“[The 87-year-old bus driver] said that there was a blue-colored Toyota sedan waiting at the red light and that when he tried to stop behind the Toyota but [sic] the bus’s brakes did not work,” one responding officer writes in the incident report. “To avoid striking the Toyota, [the driver] turned the bus to the right and again could not brake, at which point the bus struck the Acadia Bar & Grill.” (An eyewitness offered a similar, matter-of-fact, Milhouse-ian account of watching a bus drive through a building.)

The bus had just one passenger—a 21-year-old student sitting near the back looking at his iPad. He looked up “just before the accident” and tumbled into the aisle, suffering only superficial scrapes. Miraculously, nobody—not the driver, passenger, two Acadia workers, or anyone else near the intersection—was injured. (Semi-hilariously, the report personifies the lone “VICTIM” as “ACADIA CAFE.”)

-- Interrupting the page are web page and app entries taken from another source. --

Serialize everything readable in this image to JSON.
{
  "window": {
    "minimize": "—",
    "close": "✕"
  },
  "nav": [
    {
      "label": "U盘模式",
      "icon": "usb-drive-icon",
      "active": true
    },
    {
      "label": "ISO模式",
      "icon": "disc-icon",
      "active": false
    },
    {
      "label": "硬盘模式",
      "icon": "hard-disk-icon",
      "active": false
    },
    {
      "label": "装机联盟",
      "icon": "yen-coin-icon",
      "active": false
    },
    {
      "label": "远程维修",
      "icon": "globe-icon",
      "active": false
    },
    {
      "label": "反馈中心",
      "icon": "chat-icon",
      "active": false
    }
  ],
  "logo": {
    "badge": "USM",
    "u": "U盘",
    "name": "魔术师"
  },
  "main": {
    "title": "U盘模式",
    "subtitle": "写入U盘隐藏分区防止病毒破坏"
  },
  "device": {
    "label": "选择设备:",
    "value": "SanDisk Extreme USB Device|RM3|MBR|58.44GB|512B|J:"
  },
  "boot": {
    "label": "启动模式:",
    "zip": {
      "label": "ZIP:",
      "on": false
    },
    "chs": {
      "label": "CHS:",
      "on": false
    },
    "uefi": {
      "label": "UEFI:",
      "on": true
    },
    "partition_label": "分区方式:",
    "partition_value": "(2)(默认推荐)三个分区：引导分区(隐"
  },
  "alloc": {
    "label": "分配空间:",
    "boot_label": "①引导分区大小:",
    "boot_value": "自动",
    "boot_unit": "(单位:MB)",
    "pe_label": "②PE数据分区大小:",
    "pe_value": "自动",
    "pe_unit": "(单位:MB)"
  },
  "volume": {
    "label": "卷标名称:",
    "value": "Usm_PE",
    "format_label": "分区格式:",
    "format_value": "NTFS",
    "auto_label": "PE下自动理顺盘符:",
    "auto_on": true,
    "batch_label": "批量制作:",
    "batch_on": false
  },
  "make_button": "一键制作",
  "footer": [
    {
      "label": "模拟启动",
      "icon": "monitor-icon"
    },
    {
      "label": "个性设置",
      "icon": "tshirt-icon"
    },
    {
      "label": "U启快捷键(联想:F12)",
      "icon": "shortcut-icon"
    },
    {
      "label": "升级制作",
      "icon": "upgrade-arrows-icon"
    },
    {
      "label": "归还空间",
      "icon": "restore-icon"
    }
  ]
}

A vehicle inspection conducted by the Minnesota State Patrol “did not reveal any major equipment malfunctions with the bus, including the braking system” and found “that a defective braking system could not be responsible for the crash,” according to the inspection report. Officials wanted to charge the driver with careless driving, though the Minneapolis City Attorney’s Office concluded in May that “sufficient evidence” did not exist to meet that burden of proof.

“We’re probably never actually going to know what happened,” says Katie Essler, Acadia’s general manager. “The best running theory, and this is speculation, is that the road was reflecting off our windows, and it looked like the right turn lane. But it was just the windows…”

“People make mistakes at work all the time, and his mistake just happened to be a big one,” adds Cimaglio, who purchased Acadia in 2020 and immediately invested “a ton of money” to upgrade the space.

Acadia is currently stuck in insurance limbo. Repair costs will approach $200,000, Cimaglio says, and the bar has paid over $100,000 in expenses since the crash. The owner suspects his landlord, Mutual Management Co., will face a similar repair bill for damage to the historic building’s exterior.

Cimaglio, who also owns both Black Coffee & Waffle Bar locations, isn’t giving up on Acadia. The permitting process is underway for repairs, even though it’s unclear how much of the bill will be footed by insurance. Making matters more expensive: Getting the ancient building up to modern code. “Our actual bar doesn’t just have to be rebuilt—it has to be moved nine inches forward to meet a certain code, for example,” Cimaglio reports. But the owner and his GM are confident Acadia could be up ‘n’ running by next January, almost a full year removed from the strange crash.

“It wouldn’t be a fun story if anyone had been hurt, but everyone got out unscathed, at least physically,” Essler says. “So now we kinda get to laugh about it, which is nice.”